Marconi Model 55--Bonzo's Radio?
BY JOSEPH JACKSON
It's always good when an article or cover captures the eye of a reader enough to pursue the topic further. Joseph Jackson makes an interesting connection between the Bonzo postcard radio on our June 2002 cover and his Marconi 55. (Editor)
Figure 1. The front cover of the June 2002 issue of A.R.C. showing Bonzo listening to a radio similar to the Marconi 55.
The Bonzo postcard featured on the cover of the June 2002 edition of ARC and shown in Figure 1 illustrated a radio that looked quite familiar to me. It is surprisingly similar to the British Marconi Model 55 that I acquired at a local flea market last year. See Figure 2. Although my radio has thumbwheels rather than knobs, it does have a Lazy Susan attached to the bottom for positioning the loop antenna built internally into the back cover. See Figure 3 (see print version). It also has a built-in speaker with a central adjustment knob. Both features are shown in the postcard illustration. Perhaps the radio on the postcard was the artist George Studdy's stylized version of the Marconi.
Figure 2. A front view of the Marconi Model 55 receiver showing more clearly its similarity to the "Bonzo" radio on the June 2002 A.R.C. cover.
The Marconi Model 55

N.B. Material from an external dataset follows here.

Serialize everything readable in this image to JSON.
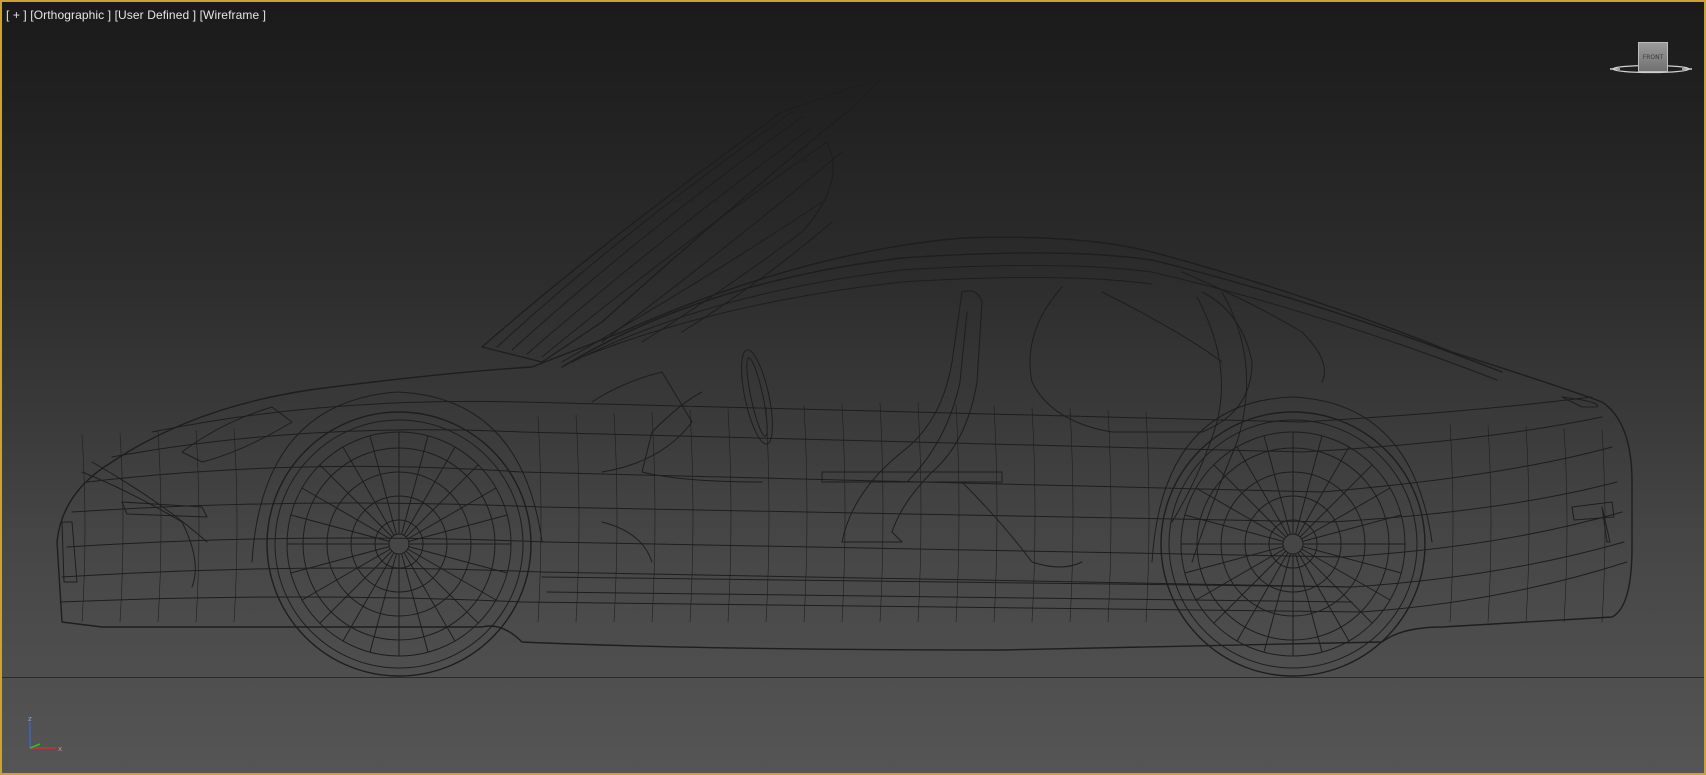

The Marconi Model 55 is the only British radio in my collection, and the layout and tube lineup are somewhat unfamiliar to me. It has a complement of 5 tubes including one of each of the following: a P215, an L210, and a HL 2/C. There are two HL 210 tubes. Figure 4 shows the Marconi 55 with the back cover open showing the tube layout and the instruction chart in the lid. This instruction and calibration chart is shown in a close-up in Figure 5 (see print version).
Figure 4. The Marconi Model 55 receiver shown with the back cover open to expose the tubes and the instruction and calibration chart attached to the back cover lid.
On the instruction and calibration chart inserted inside the back cover, the B battery is labeled a "high tension battery" and supplied +96 and +108 volts. The grid bias battery had voltages of 11/2, 41/2 and 71/2 volts. Then, there is the low tension accumulator, which supplied the filament voltage.
Interposed between the tuning thumbwheel on the left and the volume thumbwheel on the right, there is a 3-position switch, for long-wave and shortwave tuning with a central "Off" position. The chart also includes a list of stations, ranging in wavelength from 260 to 1875 Kc.
Several British stations are listed, as well as Radio Paris and Konigs; the latter may refer to Konigsberg, the first capital of Prussia, now known as Kaliningrad, Russia, where Frederick the Great's grandfather proclaimed himself Prussia's first king in 1701.
Figure 6 speaks for itself.
Figure 6. Atop his Marconi 55 radio, Jack, Joe Jackson's puppy, no doubt dreams of his buddy Bonzo.
Any further information that can be supplied by the readers would be appreciated.
(Joseph G. Jackson, 6331 Old Forsyth Rd., Macon, GA 31210)
Joseph Jackson, a physician in the practice of diagnostic radiology in Macon, Georgia, is a graduate of Mercer University and a radio collector. His interests include collecting radios of local historical interest, as well as information about the history of radios in the South.